As Twitter works to refresh and re-energize to counter negative sentiment and slowing growth, one of their key areas of focus will be social customer service. Why? Because according to Twitter's own data (in collaboration with socialbakers), more than 80% of customer service requests on social come through via tweets - while there's been a more than 2.5X increase in the number of tweets to brands and their customer service handles over the past two years alone.
The immediacy of Twitter, the ability to connect with a brand quickly and easily via short message, is extremely valuable, and the fact that so many already turn to the platform for this purpose is something Twitter needs to maximize. Just as they're considered the market leader for real-time news and event coverage, Twitter's also seen as more active, more responsive than other platforms, and that, in itself, brings a great many consumers to the platform seeking to connect with brands to resolve their problems and queries as fast as possible. Really, it's a function that Twitter's pretty much built to facilitate.

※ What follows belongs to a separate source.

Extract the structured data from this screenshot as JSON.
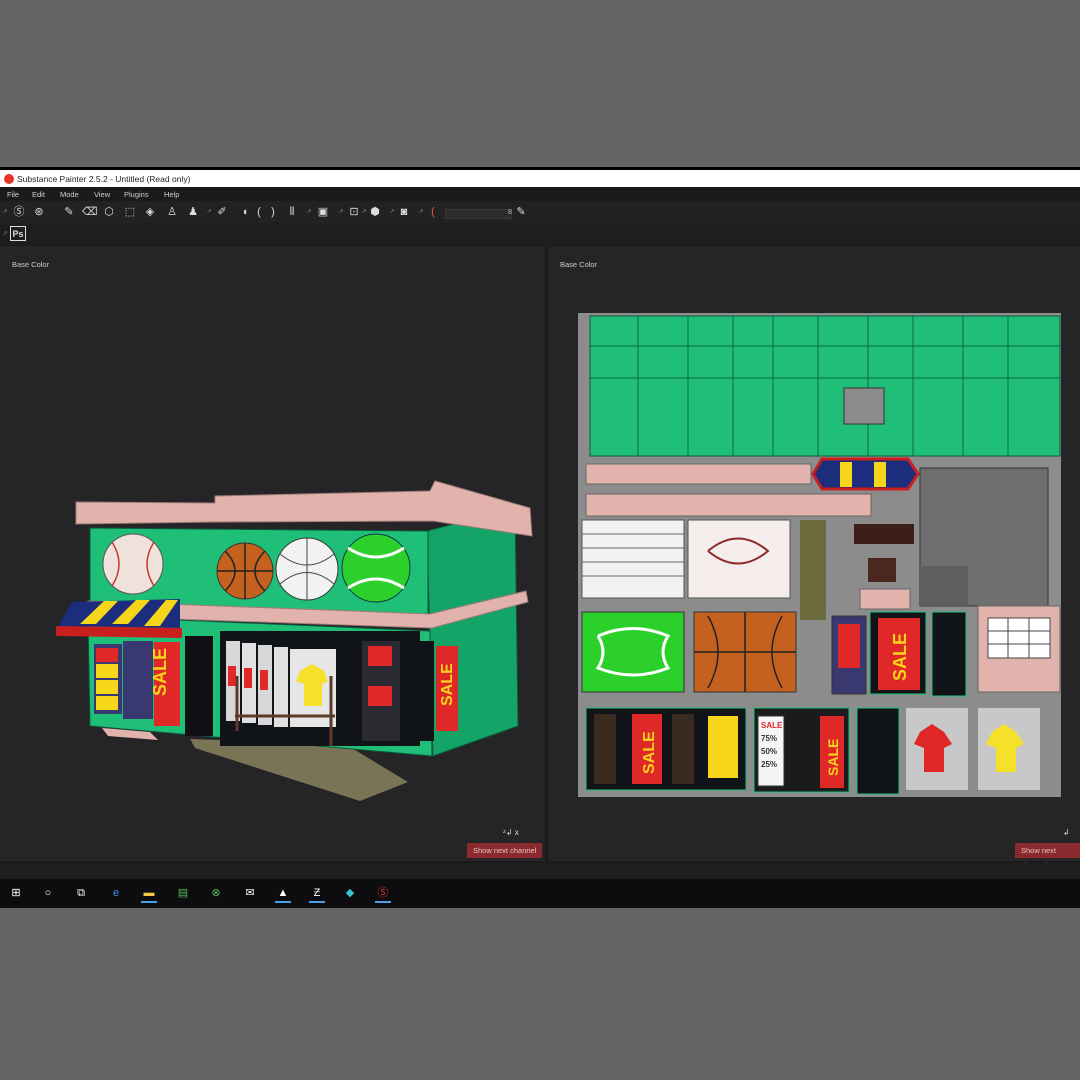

But Facebook's pushing hard on customer service too - within the last six months, Facebook has introduced Page responsiveness badges, improved local awareness ads, updated mobile Page layouts and new Page messaging options, all geared towards giving users and businesses more ways to simplify and improve the connection process via Facebook - and just today there have been reports that brands will be able to advertise to customers via Messenger in the very near future too. Combine those new additions with some of Facebook's latest ad offerings like Canvas and carousel ads and Facebook's definitely putting forward an increasingly compelling case for customer service on their platforms, taking the battle to Twitter direct.
And today, Twitter's put forward their next innovation on this front.
Taking the Conversation Offline
In a new post on the official Twitter blog, Twitter's unveiled some new tools that will enable brands to prompt users to transition their on-platform conversations into direct messages, whenever required.
The feature is similar to Facebook's recent update to Page messaging, which enables Page owners to respond to public comments via private message, providing brands with an easy way to establish more personal, direct connections with their audience. And given the rising trend towards increased personalization in every element, that direct connection and individualized care is important.
One of the best things about this feature on Twitter is simplicity - there's nothing over-the-top or unnecessary about the update, it's just a straight up connection that facilitates easier communication, something that can only help in the wider customer service ambitions of the platform. Being able to quickly and easily see a conversation through, no matter what additional information is required - and on the platform which the consumer has chosen to get in touch with your brand in the first place - is a great way to address and resolve issues and queries. No more filtering them off to a customer service e-mail - this addition, combined with the increase in the length of DMs, means businesses can now better service more customer queries directly. It's a great and logical update that'll have wide benefits, despite maybe not being as high-profile an update as others.
The Feedback Loop
In addition to this, Twitter's also taking steps to incorporate new ways of obtaining customer feedback and improving brand performance tracking via a new feature called (simply enough) 'Customer Feedback'. As explained in the post:
"Care teams have told us they love the open-ended feedback they get from people via Tweets and Direct Messages, but they also need the ability to survey customers in a structured way to better measure and improve their service experience. Customer Feedback makes it easy for customers to share their feedback with a business after a customer service conversation."
It works like this:
After you've interacted with a business via tweet, that brand will be given a new option to ask you for feedback on your experience.
As you can see from the example sequence, once your interaction with the brand is complete, the new option will enable the business to send you a message - in this case, Furni has asked: "If you wouldn't mind, please take 1 minute and give us some feedback on your recent experience"
From there, the customer's asked to provide a rating out of ten based on a usual Net Promoter Score query (Twitter notes that businesses will be able to use two industry standard question formats: Net Promoter Score (NPS) and Customer Satisfaction (CSAT)). From there, the customer marks in their response, adds comments (if they choose to do so) and they're also given the option to tweet about their experience (note: there may be a threshold on how high a given rating must be before this option is made available).
To help promote this new option, Twitter's partnered with some of the leading companies in social customer service including Conversocial, Hootsuite, Lithium, Salesforce, Spredfast, Sprinklr, and Sprout Social, as well as Sparkcentral. These providers are working to make the new customer service and feedback tools available in their existing workflows.
Overall this is a solid update for Twitter - nothing ground-breaking, and, as noted, the DM functionality mirrors a similar tool already available on Facebook. But it's important for Twitter to keep building on their customer service capabilities, particularly given the rising expectations for social customer service. These additions are a smart, effective way for them to do just that.